DECATUR, Ind. — Following up the success of the stepped-hull 400 Super Sport, Thunderbird Products, manufacturer of Formula boats, has added another stepped model to its Super Sport line for 2001. Called the Super Sport 370, the 37'10"-long, 10'6"-wide model rides on a two-step FAS3Tech bottom. With a pair of 415-horsepower MerCruiser 502 Magnum engines under the hatch, top speed for the 14,400-pound boat is approximately 57 mph.

Formula introduced its FAS3Tech bottom on its 412, 382, 312 and 271 offshore performance boats in mid-1996. The multi-plane running surface reportedly resulted in speed gains of more than 10 percent across the product line. Subsequent FAS3Tech models were equipped with Formula's structural grid system, a fiberglass replacement for conventional wooden stringer systems.

According to John Adams, Formula's designer, it was overall stability of the hull that convinced company president Scott Porter and others at Formula to try it on the Super Sport 400. The model took more than three years to develop and, said Adams, has been a strong seller.

"When FAS3Tech first came out, it was a design feature of offshore boats," Adams explained. "The pitch and roll stability were there, but all people talked about was the added speed.

"What was neat about the Super Sport 400 was that people — the owners — who talked about them, were focused on the stability, on how well the boat behaved. Yes, the 400 is a quick, fast platform, but it's also an extremely stable platform. That's really what FAS3Tech was all about from the beginning, but we never heard that, at least as much, from the offshore guys."

Adams said he sees the 370 Super Sport as a "rung in the ladder" for owners of the Sun Sport 330 who want to step up to larger model, but are not able to afford the largest model. Like the 400, the 370 has a fiberglass structural grid stringer system.

"All Super Sports will have the grid system and FAS3Tech," said Adams. "Any boat we feel is going to run 60 to 65 mph will have those two elements."

Asked what the size limits of the Super Sport line might be, Adams responded, "A 46- or even 48-footer might be possible. Obviously, there is a point where the demand for what is mostly used as a large day boat will fall off. But with the 370, we think we're creating a larger base for people to step up to the 400, and if there are 500 people out there who own 400s and are screaming for something more, why wouldn't we go for it?"
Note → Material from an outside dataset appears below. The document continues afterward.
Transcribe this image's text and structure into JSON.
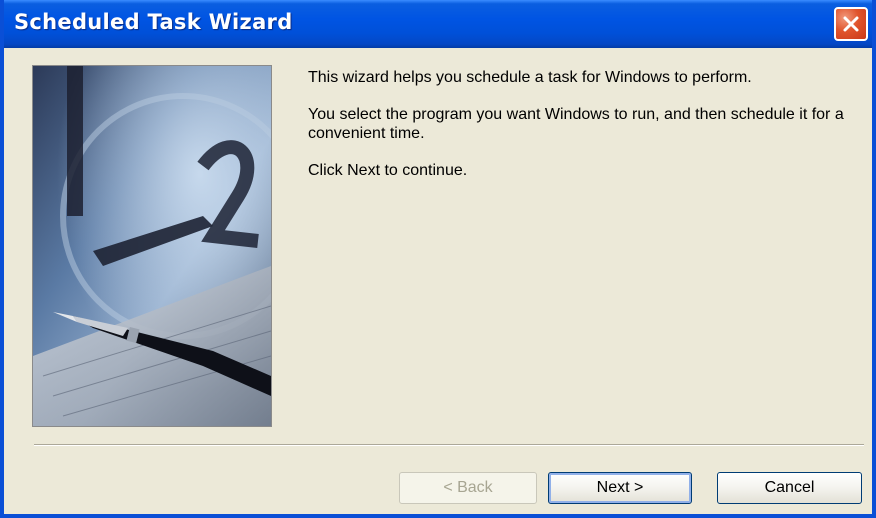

Production of the 370 Super Sport is scheduled to begin this fall. Models should be available in early to middle 2001.